Students investigate green alternatives for electric machines
​Master students Eric Gamez and Tapas Sarangi investigate an asynchronous vehicle machine in their thesis work.

Students investigate green alternatives for electric machines

​Induction machines are not common in electric cars, but may be cheaper and more sustainable. Master students Eric Gamez and Tapas Sarangi investigate a vehicle induction machine as their thesis work.
​The most common type of electric vehicle machine is the permanent magnet synchronous machine (PMSM). Although the use of induction machines does occur, these have comparatively bigger losses and less power density.
 
However, in Eric Gamez’s and Tapas Sarangi’s master thesis work, induction machines are the study object. In a project funded by Swedish Electromobility Centre, the students model an induction machine to calculate the performance as well as the losses. The student’s work is an important part of the project which is conducted by Torbjörn Thiringer, Professor in Power Engineering Electric at Chalmers University of Technology and his colleagues at KTH Royal Institute of Technology and Lund University.

Investigating how losses occur

In the first step of the master students work, an induction machine has been dismantled in order to conduct the physical measurements that form the basis for the modelling of the machine. The students are now creating mathematical models that accurately reproduce the physical machine, to develop profiles of the losses as well as determining the torque performance of the machine.
 
“For this specific machine, it is not yet known how and when the losses occur, so this is very interesting to investigate”, says Eric Gamez.
 
“We hope to produce reliable profiles of how the losses behave under different conditions”, adds Tapas Sarangi.

A more sustainable solution for electric vehicles?

So, if the PMSM machine is reported to be better, why spend time and money investigating the induction machine? Torbjörn Thiringer explains:
 
“Induction machines are cheaper.
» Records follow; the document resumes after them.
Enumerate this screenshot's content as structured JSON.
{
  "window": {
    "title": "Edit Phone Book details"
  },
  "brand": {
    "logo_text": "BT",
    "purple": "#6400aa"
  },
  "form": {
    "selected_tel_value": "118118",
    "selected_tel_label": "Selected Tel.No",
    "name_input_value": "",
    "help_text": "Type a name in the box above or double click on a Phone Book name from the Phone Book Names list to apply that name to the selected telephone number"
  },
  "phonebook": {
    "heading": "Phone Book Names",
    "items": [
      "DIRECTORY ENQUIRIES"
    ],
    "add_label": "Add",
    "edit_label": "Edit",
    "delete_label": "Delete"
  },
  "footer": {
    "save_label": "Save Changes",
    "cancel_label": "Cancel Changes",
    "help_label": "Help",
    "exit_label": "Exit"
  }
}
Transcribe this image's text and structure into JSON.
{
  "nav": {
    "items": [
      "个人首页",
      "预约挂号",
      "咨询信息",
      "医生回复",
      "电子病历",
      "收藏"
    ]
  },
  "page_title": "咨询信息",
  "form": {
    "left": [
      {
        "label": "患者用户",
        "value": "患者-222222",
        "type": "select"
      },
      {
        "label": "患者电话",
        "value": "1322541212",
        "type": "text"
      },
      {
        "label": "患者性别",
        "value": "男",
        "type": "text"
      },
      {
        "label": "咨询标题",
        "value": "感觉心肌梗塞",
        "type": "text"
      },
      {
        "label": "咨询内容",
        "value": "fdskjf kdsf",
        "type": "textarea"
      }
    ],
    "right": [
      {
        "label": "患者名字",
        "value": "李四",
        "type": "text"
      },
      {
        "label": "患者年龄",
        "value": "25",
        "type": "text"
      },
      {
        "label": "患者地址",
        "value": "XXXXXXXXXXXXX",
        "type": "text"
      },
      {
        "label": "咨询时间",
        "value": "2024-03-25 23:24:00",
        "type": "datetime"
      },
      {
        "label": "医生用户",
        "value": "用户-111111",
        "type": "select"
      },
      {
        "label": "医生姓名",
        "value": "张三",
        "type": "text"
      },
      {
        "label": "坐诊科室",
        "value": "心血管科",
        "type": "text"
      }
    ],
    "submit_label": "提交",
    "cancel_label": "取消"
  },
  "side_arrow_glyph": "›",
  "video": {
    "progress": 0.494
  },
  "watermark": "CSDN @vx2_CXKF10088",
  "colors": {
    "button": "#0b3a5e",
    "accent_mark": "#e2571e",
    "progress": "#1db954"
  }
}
In addition, you can avoid certain ecologically hazardous substances that are used in PMSM machines, some of which are produced under ethically untenable conditions. Overall, an induction machine could be a better solution from a life cycle perspective, taking into account efficiency, materials and performance.”

The lab provides an overview of vehicle machines

Not only PMSM and induction machines are analyzed in the lab at the division of Electrical Power Engineering. A wide range of issues regarding the electrical system in electrified vehicles are under investigation here. Right now, room is prepared for an XC90 electric propulsion system from Volvo Car Corporation. The plan is to study the quality of voltage, current, magnetic and electric fields in the high-voltage direct current circuit of the car’s electric power system. The study is performed in cooperation with Volvo Cars.
 
“Our strategy is to have an overview of different types of vehicle machines and other important electric propulsion components. In our projects, we look to the total energy consumption, which we believe will be of great importance for future vehicle certifications”, concludes Torbjörn Thiringer.

Text and photo: Emilia Lundgren

Swedish Electromobility Centre is a national Centre of Excellence for hybrid and electric vehicle technology and charging infrastructure. The Centre unifies Sweden's competence and serve as a base for interaction between academia, industry and society. Chalmers University of Technology is host of the Centre.
Partners: AB Volvo, Volvo Car Corporation, Scania CV AB, Autoliv Development AB, Chalmers University of Technology, KTH Royal Institute of Technology, Lund University, Uppsala University, Linköping University.

Page manager Published: Mon 06 Mar 2017.